Data extracted from a collection
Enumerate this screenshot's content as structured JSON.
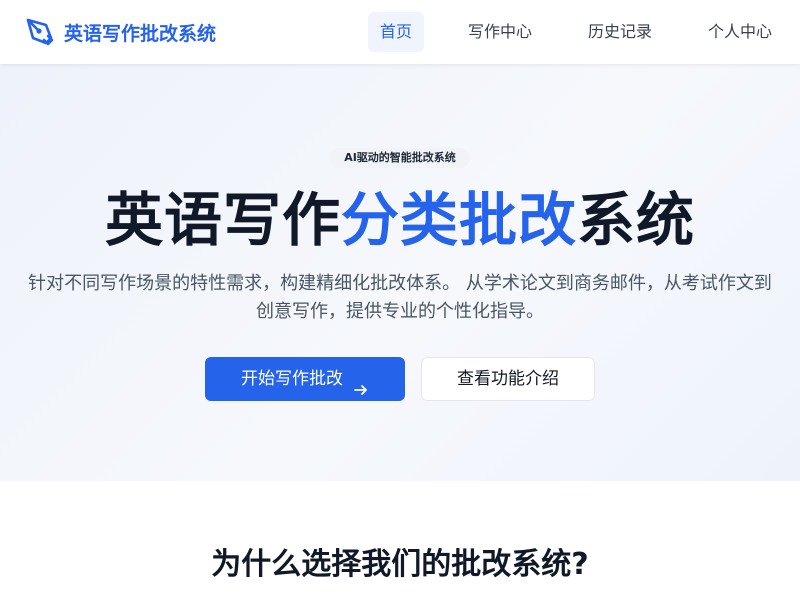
{
  "header": {
    "brand_title": "英语写作批改系统",
    "brand_icon": "pen-nib-icon",
    "nav": [
      {
        "label": "首页",
        "active": true
      },
      {
        "label": "写作中心",
        "active": false
      },
      {
        "label": "历史记录",
        "active": false
      },
      {
        "label": "个人中心",
        "active": false
      }
    ]
  },
  "hero": {
    "badge": "AI驱动的智能批改系统",
    "title_part1": "英语写作",
    "title_accent": "分类批改",
    "title_part2": "系统",
    "description": "针对不同写作场景的特性需求，构建精细化批改体系。 从学术论文到商务邮件，从考试作文到创意写作，提供专业的个性化指导。",
    "primary_button": "开始写作批改",
    "primary_button_icon": "arrow-right-icon",
    "secondary_button": "查看功能介绍"
  },
  "section": {
    "title": "为什么选择我们的批改系统?"
  },
  "colors": {
    "accent": "#2563eb",
    "text_dark": "#111827",
    "text_muted": "#4b5563"
  }
}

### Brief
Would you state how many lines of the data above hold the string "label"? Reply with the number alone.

### Reply
4